→ **Exercise**
Print the records below exactly. Omit every picture.

→ **The data**
**********

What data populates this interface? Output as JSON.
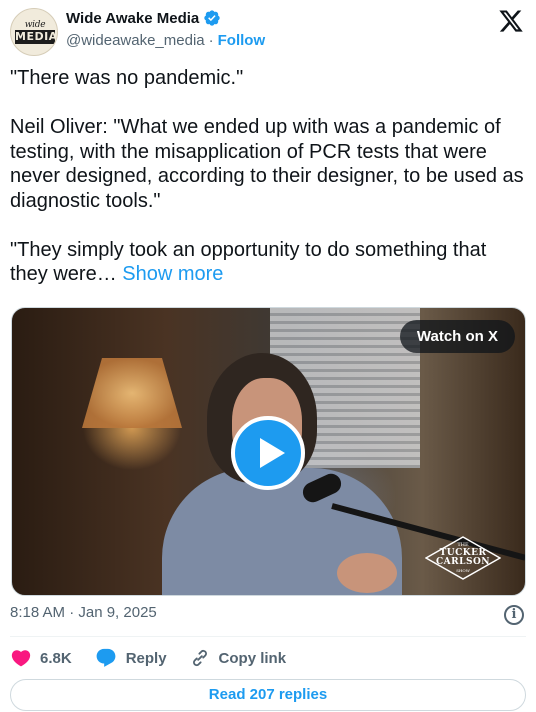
{
  "author": {
    "display_name": "Wide Awake Media",
    "handle": "@wideawake_media",
    "separator": "·",
    "follow_label": "Follow",
    "avatar_text_top": "wide awake",
    "avatar_text_box": "MEDIA",
    "verified_color": "#1d9bf0"
  },
  "tweet": {
    "paragraphs": [
      "\"There was no pandemic.\"",
      "Neil Oliver: \"What we ended up with was a pandemic of testing, with the misapplication of PCR tests that were never designed, according to their designer, to be used as diagnostic tools.\"",
      "\"They simply took an opportunity to do something that they were…"
    ],
    "show_more_label": "Show more"
  },
  "media": {
    "watch_label": "Watch on X",
    "show_logo": [
      "THE",
      "TUCKER",
      "CARLSON",
      "SHOW"
    ]
  },
  "meta": {
    "timestamp": "8:18 AM · Jan 9, 2025",
    "info_icon": "i"
  },
  "actions": {
    "likes": "6.8K",
    "reply_label": "Reply",
    "copy_link_label": "Copy link"
  },
  "read_replies_label": "Read 207 replies",
  "colors": {
    "accent": "#1d9bf0",
    "like": "#f91880",
    "secondary_text": "#536471"
  }
}
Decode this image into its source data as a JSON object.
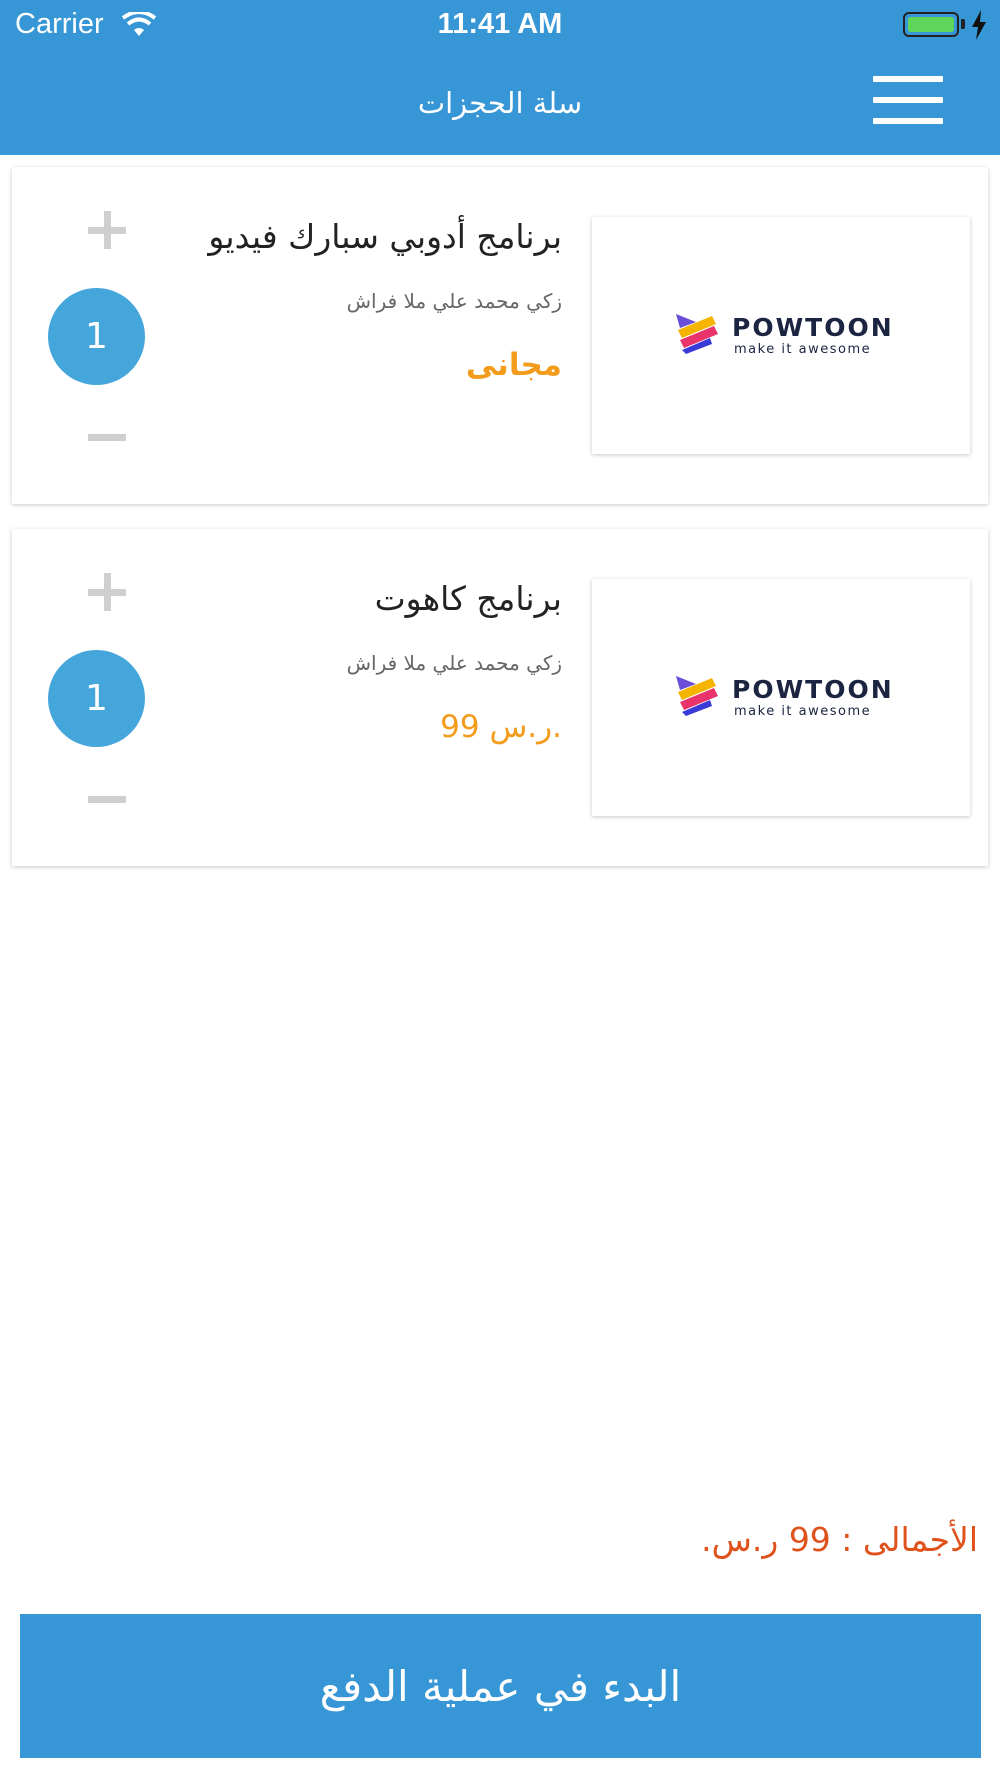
{
  "status_bar": {
    "carrier": "Carrier",
    "time": "11:41 AM",
    "battery_level": 1.0
  },
  "nav": {
    "title": "سلة الحجزات",
    "menu_icon": "hamburger-menu-icon"
  },
  "cart": {
    "items": [
      {
        "title": "برنامج أدوبي سبارك فيديو",
        "instructor": "زكي محمد علي ملا فراش",
        "price": "مجانى",
        "quantity": "1",
        "thumbnail": {
          "brand": "POWTOON",
          "tagline": "make it awesome"
        }
      },
      {
        "title": "برنامج كاهوت",
        "instructor": "زكي محمد علي ملا فراش",
        "price": "99 ر.س.",
        "quantity": "1",
        "thumbnail": {
          "brand": "POWTOON",
          "tagline": "make it awesome"
        }
      }
    ]
  },
  "summary": {
    "total": "الأجمالى : 99 ر.س."
  },
  "checkout": {
    "button_label": "البدء في عملية الدفع"
  },
  "colors": {
    "primary": "#3796d5",
    "price": "#f39c1c",
    "total": "#e0521c",
    "quantity_circle": "#45a6dc"
  }
}
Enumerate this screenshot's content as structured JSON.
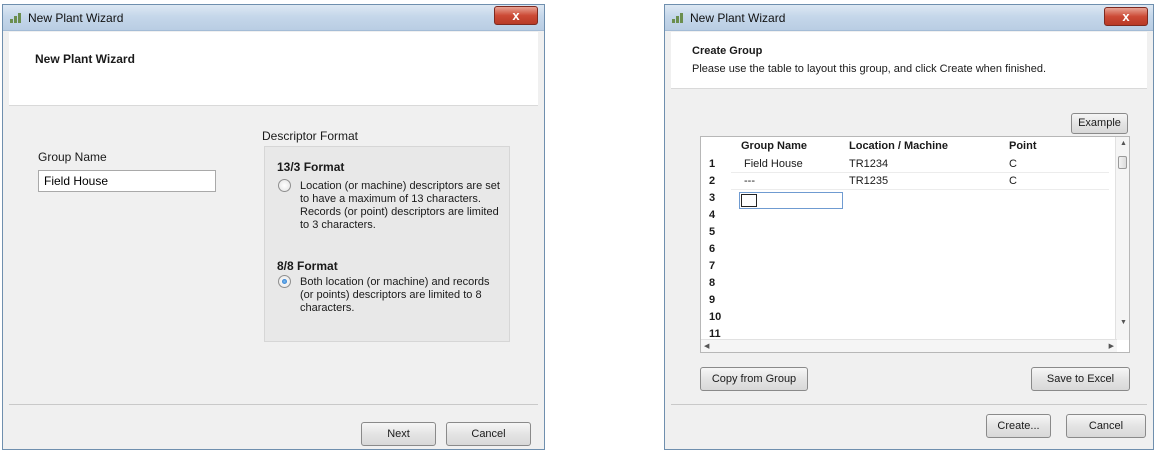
{
  "wizard1": {
    "window_title": "New Plant Wizard",
    "close_glyph": "x",
    "header_title": "New Plant Wizard",
    "group_name_label": "Group Name",
    "group_name_value": "Field House",
    "descriptor_format_label": "Descriptor Format",
    "option_13_3": {
      "title": "13/3 Format",
      "description": "Location (or machine) descriptors are set to have a maximum of 13 characters.  Records (or point) descriptors are limited  to 3 characters.",
      "selected": false
    },
    "option_8_8": {
      "title": "8/8 Format",
      "description": "Both location (or machine) and records (or points) descriptors are limited to 8 characters.",
      "selected": true
    },
    "buttons": {
      "next": "Next",
      "cancel": "Cancel"
    }
  },
  "wizard2": {
    "window_title": "New Plant Wizard",
    "close_glyph": "x",
    "header_title": "Create Group",
    "header_subtitle": "Please use the table to layout this group, and click Create when finished.",
    "example_button": "Example",
    "table": {
      "columns": [
        "Group Name",
        "Location / Machine",
        "Point"
      ],
      "row_numbers": [
        "1",
        "2",
        "3",
        "4",
        "5",
        "6",
        "7",
        "8",
        "9",
        "10",
        "11"
      ],
      "rows": [
        [
          "Field House",
          "TR1234",
          "C"
        ],
        [
          "---",
          "TR1235",
          "C"
        ]
      ],
      "active_row": "3"
    },
    "buttons": {
      "copy_from_group": "Copy from Group",
      "save_to_excel": "Save to Excel",
      "create": "Create...",
      "cancel": "Cancel"
    }
  },
  "icons": [
    "app-icon",
    "close-icon",
    "radio-icon",
    "scroll-arrow-icon"
  ]
}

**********

→ **Answer for this exercise**
What data populates this interface? Output as JSON.
{
  "author": {
    "display_name": "Wide Awake Media",
    "handle": "@wideawake_media",
    "separator": "·",
    "follow_label": "Follow",
    "avatar_text_top": "wide awake",
    "avatar_text_box": "MEDIA",
    "verified_color": "#1d9bf0"
  },
  "tweet": {
    "paragraphs": [
      "\"There was no pandemic.\"",
      "Neil Oliver: \"What we ended up with was a pandemic of testing, with the misapplication of PCR tests that were never designed, according to their designer, to be used as diagnostic tools.\"",
      "\"They simply took an opportunity to do something that they were…"
    ],
    "show_more_label": "Show more"
  },
  "media": {
    "watch_label": "Watch on X",
    "show_logo": [
      "THE",
      "TUCKER",
      "CARLSON",
      "SHOW"
    ]
  },
  "meta": {
    "timestamp": "8:18 AM · Jan 9, 2025",
    "info_icon": "i"
  },
  "actions": {
    "likes": "6.8K",
    "reply_label": "Reply",
    "copy_link_label": "Copy link"
  },
  "read_replies_label": "Read 207 replies",
  "colors": {
    "accent": "#1d9bf0",
    "like": "#f91880",
    "secondary_text": "#536471"
  }
}
Decode this image into its source data as a JSON object.
{
  "status_bar": {
    "carrier": "Carrier",
    "time": "11:41 AM",
    "battery_level": 1.0
  },
  "nav": {
    "title": "سلة الحجزات",
    "menu_icon": "hamburger-menu-icon"
  },
  "cart": {
    "items": [
      {
        "title": "برنامج أدوبي سبارك فيديو",
        "instructor": "زكي محمد علي ملا فراش",
        "price": "مجانى",
        "quantity": "1",
        "thumbnail": {
          "brand": "POWTOON",
          "tagline": "make it awesome"
        }
      },
      {
        "title": "برنامج كاهوت",
        "instructor": "زكي محمد علي ملا فراش",
        "price": "99 ر.س.",
        "quantity": "1",
        "thumbnail": {
          "brand": "POWTOON",
          "tagline": "make it awesome"
        }
      }
    ]
  },
  "summary": {
    "total": "الأجمالى : 99 ر.س."
  },
  "checkout": {
    "button_label": "البدء في عملية الدفع"
  },
  "colors": {
    "primary": "#3796d5",
    "price": "#f39c1c",
    "total": "#e0521c",
    "quantity_circle": "#45a6dc"
  }
}
Enumerate this screenshot's content as structured JSON.
{
  "wizard1": {
    "window_title": "New Plant Wizard",
    "close_glyph": "x",
    "header_title": "New Plant Wizard",
    "group_name_label": "Group Name",
    "group_name_value": "Field House",
    "descriptor_format_label": "Descriptor Format",
    "option_13_3": {
      "title": "13/3 Format",
      "description": "Location (or machine) descriptors are set to have a maximum of 13 characters.  Records (or point) descriptors are limited  to 3 characters.",
      "selected": false
    },
    "option_8_8": {
      "title": "8/8 Format",
      "description": "Both location (or machine) and records (or points) descriptors are limited to 8 characters.",
      "selected": true
    },
    "buttons": {
      "next": "Next",
      "cancel": "Cancel"
    }
  },
  "wizard2": {
    "window_title": "New Plant Wizard",
    "close_glyph": "x",
    "header_title": "Create Group",
    "header_subtitle": "Please use the table to layout this group, and click Create when finished.",
    "example_button": "Example",
    "table": {
      "columns": [
        "Group Name",
        "Location / Machine",
        "Point"
      ],
      "row_numbers": [
        "1",
        "2",
        "3",
        "4",
        "5",
        "6",
        "7",
        "8",
        "9",
        "10",
        "11"
      ],
      "rows": [
        [
          "Field House",
          "TR1234",
          "C"
        ],
        [
          "---",
          "TR1235",
          "C"
        ]
      ],
      "active_row": "3"
    },
    "buttons": {
      "copy_from_group": "Copy from Group",
      "save_to_excel": "Save to Excel",
      "create": "Create...",
      "cancel": "Cancel"
    }
  },
  "icons": [
    "app-icon",
    "close-icon",
    "radio-icon",
    "scroll-arrow-icon"
  ]
}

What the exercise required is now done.